Chapter 15 IT and Computer Application
15.1 Information Revolution
Information Revolution refers to the fundamental changes in the production and use of information, occurring in the late 20th century. Human societies throughout history have had “information specialists” (from traditional healers to newspaper editors); and they have had
“information technologies” (from cave painting to accountancy); but two interrelated
developments, social and technological, underpin the diagnosis that an information revolution is now occurring.
15.1.2. The Direction of the Information Revolution
The outcome of the information revolution is seen by some commentators as likely to be as profound as the shift from agricultural to industrial society. Others see the transformation as essentially a change from one form of industrial society to another, as has happened in earlier technological revolutions.
One major issue is how rapidly social institutions adapt to take advantage of the new ways of doing things that new IT makes possible. While some jobs and some areas of people’s lives do
seem to have changed rapidly, many others appear to have been affected relatively little. Historians point out that it can take a very long time for what in retrospect seems the obvious way to use a technology to become standard practice. For example, electric motors were first used as if they were steam engines, with one centralized motor powering numerous devices, rather than numerous small motors, each powering its own appliance.
New IT has often been introduced into well-established patterns of working and living without radically altering them. For example, the traditional office, with secretaries working at keyboards and notes being written on paper and manually exchanged, has remained remarkably stable, even if personal computers have replaced typewriters.
Often the technology that gains acceptance is that which most easily fits within traditional ways of doing things. For example, the fax machine, which could take hand-written or typed notes, and was often delegated to a secretary to use, was hugely successful in the 1980s.At the beginning of that decade, it had been predicted that fax would rapidly die out, and e-mail would take its place; but this proved to involve too much organizational change.
15.1.3. Information Technology and the Consumer
At different rates IT is diffusing into the home.

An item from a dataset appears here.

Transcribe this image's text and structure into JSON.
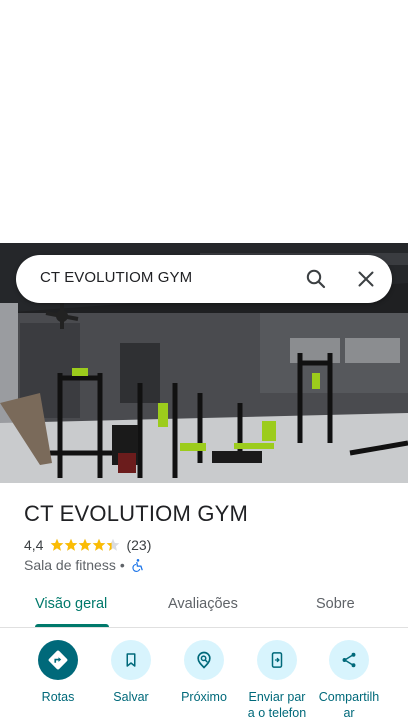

The implications of consumer innovations can be substantial. Widespread use of cars facilitated new ways of life, with a growth of suburban living and out-of-town shopping centers, and a decline of train and bus services. The expansion of consumer IT is associated with changes in ways of working (for example, telework), playing (new home entertainment systems), shopping (teleshopping), and learning (multimedia products of various sorts).
IT can be used in monitoring body conditions (digital thermometers, pulse meters, and blood-pressure meters are available),and in providing health and lifestyle monitoring and advice (recommending exercise levels, medical check-ups, or diets).Telephone helplines have long offered advice, counseling, and medical services; these and many other services are beginning, sometimes in rudimentary form, to be provided on the Internet.
The outcome of the information revolution depends on social action and social choices as well as on technological developments. Just as industrial societies around the world take various forms, and there are very ranges of information societies. However, as new IT permits more global communication, and more firms expand into global markets, there are also strong forces at work to share elements of different cultures around the world on an unprecedented scale.
15.2 Geographic Information System
Geographic Information System is a collection of computer hardware, software, and geographic data for capturing, managing, analyzing, and displaying all forms of geographically referenced information.
15.2.1.How Does GIS Use Geography?
With a Geographic Information System (GIS), you can link information (attributes) to location data, such as people to addresses, buildings to parcels, or streets within a network. You can then layer that information to give you a better understanding of how it all works together. You choose what layers to combine based on what questions you need to answer.
Fig. 17.1 Emergency medical service
According to Fig.17.1, in this example, emergency medical service (EMS) call information, including call type, elapsed travel time, and which rescue Chapter was dispatched to the call's location, has been linked to addresses. With this GIS-linked database, questions such as "What percent of dispatched calls did each EMS Chapter respond to within its assigned zone?" can be answered.
A GIS is most often associated with maps. A map, however, is only one way you can work with geographic data in a GIS, and only one type of product generated by a GIS. This is important, because it means that a GIS can provide a great deal more problem-solving capabilities than using a simple mapping program or adding data to an online mapping tool.
15.2.2Three Views of a GIS
A GIS can be viewed in three ways:
a. The Database View: A GIS is a unique kind of database of the world—a geographic
database (geodatabase). It is an "Information System for Geography." Fundamentally, a GIS is based on a structured database that describes the world in geographic terms.
b. The Map View: A GIS is a set of intelligent maps and other views that show features and feature relationships on the earth's surface. Maps of the underlying geographic information can be constructed and used as "windows into the database" to support queries, analysis, and editing of the information. This is called geovisualization.
Fig. 17.2 GPS
c. The Model View: A GIS(according to Fig.17.2) is a set of information transformation
tools that derive new geographic datasets from existing datasets. These geoprocessing functions take information from existing datasets, apply analytic functions, and write results into new derived datasets.
In other words, by combining data and applying some analytic rules, you can create a model that helps answer the question you have posed. In the example below, according to Fig.17.3,GPS and GIS were used to accurately model the expected location and distribution of debris for the Space Shuttle Columbia, which broke up upon re-entry over eastern Texas on February 1, 2003.